**Raw data**:
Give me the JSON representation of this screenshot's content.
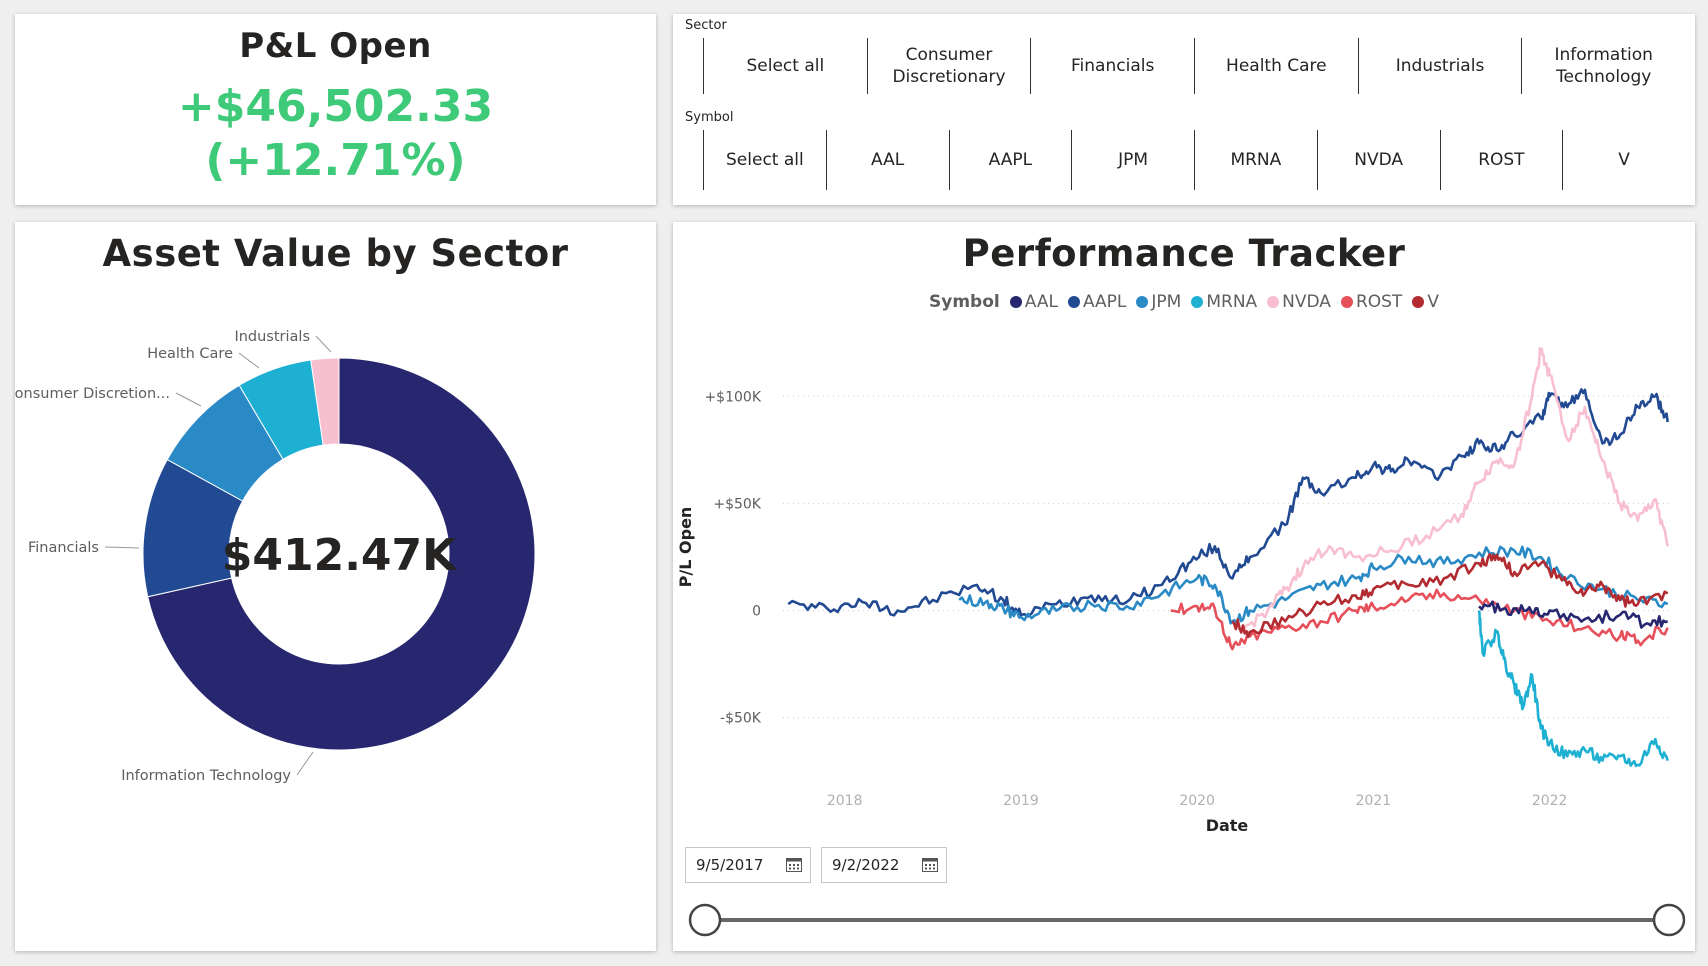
{
  "pl_card": {
    "title": "P&L Open",
    "value": "+$46,502.33",
    "pct": "(+12.71%)"
  },
  "slicers": {
    "sector": {
      "label": "Sector",
      "items": [
        "Select all",
        "Consumer\nDiscretionary",
        "Financials",
        "Health Care",
        "Industrials",
        "Information\nTechnology"
      ]
    },
    "symbol": {
      "label": "Symbol",
      "items": [
        "Select all",
        "AAL",
        "AAPL",
        "JPM",
        "MRNA",
        "NVDA",
        "ROST",
        "V"
      ]
    }
  },
  "donut": {
    "title": "Asset Value by Sector",
    "center_value": "$412.47K",
    "chart_data": {
      "type": "pie",
      "categories": [
        "Information Technology",
        "Financials",
        "Consumer Discretion...",
        "Health Care",
        "Industrials"
      ],
      "values": [
        71.5,
        11.5,
        8.5,
        6.2,
        2.3
      ],
      "colors": [
        "#26276f",
        "#214a93",
        "#2a8ac5",
        "#1eb0d3",
        "#f7bfcf"
      ]
    }
  },
  "perf": {
    "title": "Performance Tracker",
    "legend_title": "Symbol",
    "legend": [
      {
        "name": "AAL",
        "color": "#26276f"
      },
      {
        "name": "AAPL",
        "color": "#214a93"
      },
      {
        "name": "JPM",
        "color": "#2a8ac5"
      },
      {
        "name": "MRNA",
        "color": "#1eb0d3"
      },
      {
        "name": "NVDA",
        "color": "#f7bfcf"
      },
      {
        "name": "ROST",
        "color": "#e6505a"
      },
      {
        "name": "V",
        "color": "#b22b30"
      }
    ],
    "chart_data": {
      "type": "line",
      "xlabel": "Date",
      "ylabel": "P/L Open",
      "ylim": [
        -80000,
        130000
      ],
      "xlim": [
        2017.65,
        2022.7
      ],
      "y_ticks": [
        {
          "v": 100000,
          "label": "+$100K"
        },
        {
          "v": 50000,
          "label": "+$50K"
        },
        {
          "v": 0,
          "label": "0"
        },
        {
          "v": -50000,
          "label": "-$50K"
        }
      ],
      "x_ticks": [
        {
          "v": 2018,
          "label": "2018"
        },
        {
          "v": 2019,
          "label": "2019"
        },
        {
          "v": 2020,
          "label": "2020"
        },
        {
          "v": 2021,
          "label": "2021"
        },
        {
          "v": 2022,
          "label": "2022"
        }
      ],
      "series": [
        {
          "name": "AAPL",
          "color": "#214a93",
          "points": [
            [
              2017.68,
              3000
            ],
            [
              2017.9,
              1000
            ],
            [
              2018.1,
              4000
            ],
            [
              2018.3,
              0
            ],
            [
              2018.5,
              5000
            ],
            [
              2018.75,
              12000
            ],
            [
              2018.9,
              5000
            ],
            [
              2019.0,
              -2000
            ],
            [
              2019.2,
              3000
            ],
            [
              2019.4,
              7000
            ],
            [
              2019.6,
              4000
            ],
            [
              2019.8,
              12000
            ],
            [
              2019.95,
              22000
            ],
            [
              2020.1,
              30000
            ],
            [
              2020.2,
              15000
            ],
            [
              2020.3,
              25000
            ],
            [
              2020.5,
              40000
            ],
            [
              2020.6,
              62000
            ],
            [
              2020.7,
              55000
            ],
            [
              2020.9,
              62000
            ],
            [
              2021.0,
              68000
            ],
            [
              2021.1,
              65000
            ],
            [
              2021.2,
              70000
            ],
            [
              2021.35,
              62000
            ],
            [
              2021.5,
              72000
            ],
            [
              2021.6,
              78000
            ],
            [
              2021.7,
              75000
            ],
            [
              2021.8,
              82000
            ],
            [
              2021.95,
              90000
            ],
            [
              2022.0,
              100000
            ],
            [
              2022.1,
              95000
            ],
            [
              2022.2,
              103000
            ],
            [
              2022.3,
              78000
            ],
            [
              2022.4,
              82000
            ],
            [
              2022.5,
              95000
            ],
            [
              2022.6,
              100000
            ],
            [
              2022.67,
              88000
            ]
          ]
        },
        {
          "name": "JPM",
          "color": "#2a8ac5",
          "points": [
            [
              2018.65,
              5000
            ],
            [
              2018.8,
              4000
            ],
            [
              2018.9,
              1000
            ],
            [
              2019.0,
              -3000
            ],
            [
              2019.2,
              0
            ],
            [
              2019.4,
              3000
            ],
            [
              2019.6,
              2000
            ],
            [
              2019.8,
              8000
            ],
            [
              2020.0,
              15000
            ],
            [
              2020.1,
              12000
            ],
            [
              2020.2,
              -5000
            ],
            [
              2020.3,
              0
            ],
            [
              2020.5,
              5000
            ],
            [
              2020.7,
              12000
            ],
            [
              2020.9,
              15000
            ],
            [
              2021.0,
              20000
            ],
            [
              2021.2,
              25000
            ],
            [
              2021.4,
              22000
            ],
            [
              2021.6,
              27000
            ],
            [
              2021.8,
              28000
            ],
            [
              2021.95,
              25000
            ],
            [
              2022.1,
              15000
            ],
            [
              2022.3,
              10000
            ],
            [
              2022.5,
              5000
            ],
            [
              2022.67,
              3000
            ]
          ]
        },
        {
          "name": "MRNA",
          "color": "#1eb0d3",
          "points": [
            [
              2021.6,
              0
            ],
            [
              2021.62,
              -20000
            ],
            [
              2021.7,
              -10000
            ],
            [
              2021.75,
              -25000
            ],
            [
              2021.8,
              -35000
            ],
            [
              2021.85,
              -45000
            ],
            [
              2021.9,
              -30000
            ],
            [
              2021.95,
              -55000
            ],
            [
              2022.0,
              -62000
            ],
            [
              2022.1,
              -68000
            ],
            [
              2022.2,
              -65000
            ],
            [
              2022.3,
              -70000
            ],
            [
              2022.4,
              -68000
            ],
            [
              2022.5,
              -72000
            ],
            [
              2022.6,
              -60000
            ],
            [
              2022.67,
              -70000
            ]
          ]
        },
        {
          "name": "NVDA",
          "color": "#f7bfcf",
          "points": [
            [
              2020.25,
              -10000
            ],
            [
              2020.4,
              0
            ],
            [
              2020.5,
              10000
            ],
            [
              2020.6,
              20000
            ],
            [
              2020.75,
              30000
            ],
            [
              2020.9,
              25000
            ],
            [
              2021.1,
              28000
            ],
            [
              2021.3,
              35000
            ],
            [
              2021.5,
              45000
            ],
            [
              2021.6,
              60000
            ],
            [
              2021.7,
              70000
            ],
            [
              2021.8,
              68000
            ],
            [
              2021.9,
              100000
            ],
            [
              2021.95,
              122000
            ],
            [
              2022.0,
              110000
            ],
            [
              2022.1,
              80000
            ],
            [
              2022.2,
              95000
            ],
            [
              2022.3,
              70000
            ],
            [
              2022.4,
              50000
            ],
            [
              2022.5,
              42000
            ],
            [
              2022.6,
              52000
            ],
            [
              2022.67,
              30000
            ]
          ]
        },
        {
          "name": "ROST",
          "color": "#e6505a",
          "points": [
            [
              2019.85,
              0
            ],
            [
              2020.0,
              2000
            ],
            [
              2020.1,
              1000
            ],
            [
              2020.2,
              -18000
            ],
            [
              2020.3,
              -12000
            ],
            [
              2020.5,
              -8000
            ],
            [
              2020.7,
              -5000
            ],
            [
              2020.9,
              0
            ],
            [
              2021.0,
              2000
            ],
            [
              2021.2,
              5000
            ],
            [
              2021.4,
              8000
            ],
            [
              2021.6,
              5000
            ],
            [
              2021.8,
              0
            ],
            [
              2022.0,
              -5000
            ],
            [
              2022.2,
              -8000
            ],
            [
              2022.4,
              -12000
            ],
            [
              2022.5,
              -14000
            ],
            [
              2022.67,
              -8000
            ]
          ]
        },
        {
          "name": "V",
          "color": "#b22b30",
          "points": [
            [
              2020.2,
              -5000
            ],
            [
              2020.3,
              -10000
            ],
            [
              2020.5,
              -5000
            ],
            [
              2020.7,
              3000
            ],
            [
              2020.9,
              7000
            ],
            [
              2021.0,
              10000
            ],
            [
              2021.2,
              12000
            ],
            [
              2021.4,
              15000
            ],
            [
              2021.6,
              22000
            ],
            [
              2021.7,
              26000
            ],
            [
              2021.8,
              18000
            ],
            [
              2021.95,
              22000
            ],
            [
              2022.1,
              12000
            ],
            [
              2022.2,
              8000
            ],
            [
              2022.3,
              12000
            ],
            [
              2022.4,
              5000
            ],
            [
              2022.5,
              3000
            ],
            [
              2022.67,
              8000
            ]
          ]
        },
        {
          "name": "AAL",
          "color": "#26276f",
          "points": [
            [
              2021.6,
              2000
            ],
            [
              2021.75,
              1000
            ],
            [
              2021.9,
              -1000
            ],
            [
              2022.0,
              0
            ],
            [
              2022.2,
              -4000
            ],
            [
              2022.4,
              -2000
            ],
            [
              2022.55,
              -6000
            ],
            [
              2022.67,
              -5000
            ]
          ]
        }
      ]
    },
    "date_from": "9/5/2017",
    "date_to": "9/2/2022"
  }
}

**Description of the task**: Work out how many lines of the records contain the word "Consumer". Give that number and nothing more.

**Response area**: 2